For best results, prepare your papers on the day you intend to make the prints. Freshly sensitized paper seems to work better than papers that have been allowed to age. Let the surface dry fully, and then get busy!
I made a series of prints from different negatives for various lengths of time, as the sun passed over head. I tracked the lengths of exposure and time of day on each print. Many photographers who regularly make alternative prints use a well-controlled electric UV light source, but for me, it’s the changing sunshine.
Bleaching and toning
Allow cyanotypes to develop overnight or use a peroxide bath
Cyanotypes won’t achieve full color richness until they have dried for about 24 hours. Or, you can get immediate results by dipping the print in a bath of water mixed with a small amount of hydrogen peroxide. This will bring the print to immediate color richness. Rinse with fresh water and move on to the bleaching phase.
Once the cyanotypes have fully developed, they can be soaked in a bath of water mixed with fully dissolved laundry washing soda which bleaches away most or all of the blue, leaving the paper almost pure white.
The bleached print can then be rinsed in water, and transferred to soak in a bath of strong tea, coffee, even red wine — anything with tannins. The tannic acid in the tea bath replaces the original cyanotype iron salts and stains the paper, giving it an aged look, and returning the bleached image in the color of the tannins.
The final print is rinsed in fresh water to get as much of the tea out of the paper as possible, then dried, flattened, and ready to frame.
What you will need:
- Negative in the exact size of the final print
- Suitable watercolor paper
- Cyanotype solution
- Glass frame to sandwich the negative to the cyanotype paper (can be two sheets of glass clamped together). Be careful not to cut yourself.
- UV light source — can be the sun
- Plastic trays to hold the baths, must be large and deep enough to hold your chosen paper size
- Development tray – fresh water
- Water plus hydrogen peroxide dip to speed-up development (optional)
- Washing soda bleach tray
- Toner tray with strong bath of tea, coffee, wine, or tannin solution
- Select or make the negative
- Mix chemistry and sensitize the watercolor paper (pre-sensitized cyanotype paper is affordable and widely available). This can be done in semi-dim conditions or under indirect room light as long as it’s not UV light or bright daylight.
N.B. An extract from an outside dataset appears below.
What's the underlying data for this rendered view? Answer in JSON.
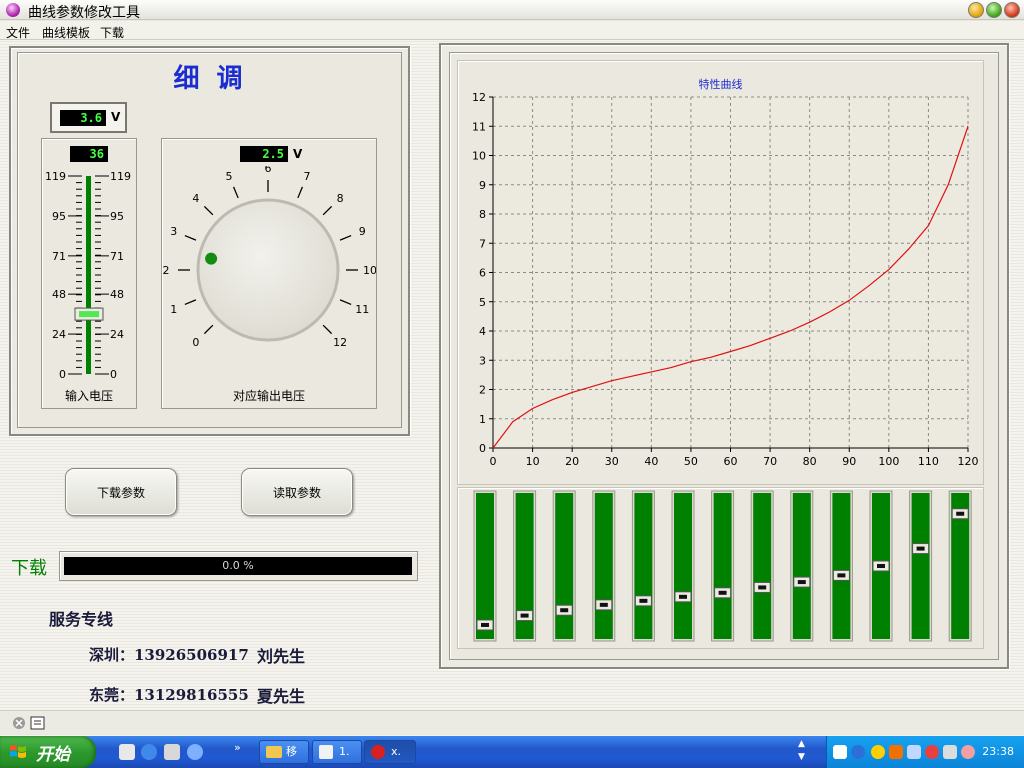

I recommend high-quality watercolor paper like Arches, because it holds up well to repeated washes.
- Sandwich negative and paper into an exposure frame (this can be as simple as two sheets of glass clamped together
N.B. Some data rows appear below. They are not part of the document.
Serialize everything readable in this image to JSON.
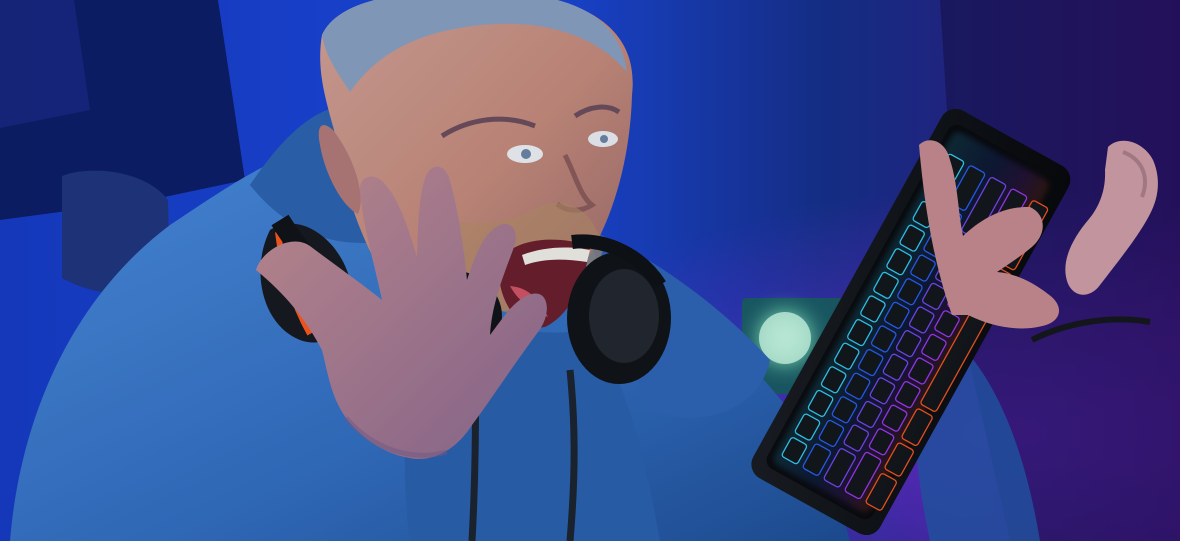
{
  "photo": {
    "subject": "person-with-headphones-and-keyboard",
    "palette": {
      "background_dark": "#0b1230",
      "background_blue": "#1f4de0",
      "ambient_purple": "#6a1aa8",
      "hoodie": "#3a78c8",
      "hoodie_shadow": "#1f4f98",
      "skin": "#c98f80",
      "hair": "#7d94b8",
      "headphones": "#111418",
      "headphone_accent": "#ff5a1f",
      "keyboard": "#0f1114",
      "key_glow_cyan": "#35d6ff",
      "key_glow_blue": "#2c63ff",
      "key_glow_purple": "#a33cff",
      "key_glow_orange": "#ff5a22",
      "monitor_glow": "#8df3c7"
    }
  }
}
- Expose to UV light (sunlight or an electric UV light source)
- Rinse the exposed print under tap water to develop it
- Allow the print to fully dry and age overnight to achieve full color richness, or rinse them in a bath of water with a small dose of hydrogen peroxide, which will immediately bring cyanotypes to full color
- To remove the blue, soak the print in water, then quickly soak in a bleach bath made from water and laundry washing soda (not laundry detergent washing powder). This happens very quickly.
- Rinse under tap water to remove the washing soda bath
- Soak in the toning bath of tea, coffee, or red wine
- Rinse and allow to dry
- Flatten and frame
Here are the materials I use to make cyanotypes.
Arches hot press (smooth) watercolor paper
High-quality watercolor paper will hold up under the repeated soakings necessary to make toned cyanotypes
Cyanotype sensitizing solution
This formula is super-affordable and goes a very long way.
Be sure to rinse this with water and clear out any loose bristles in advance. Let it dry before first use.
Washing soda for bleaching
This is not laundry detergent. Be sure to get washing soda. I used this brand but use whatever brand you choose. This bath will bleach the cyanotype blue, and prepare it for toning in the tea or other tannin-based bath.
Below are some of the cyanotypes and toned cyanotypes I’ve created.
Thanks for reading!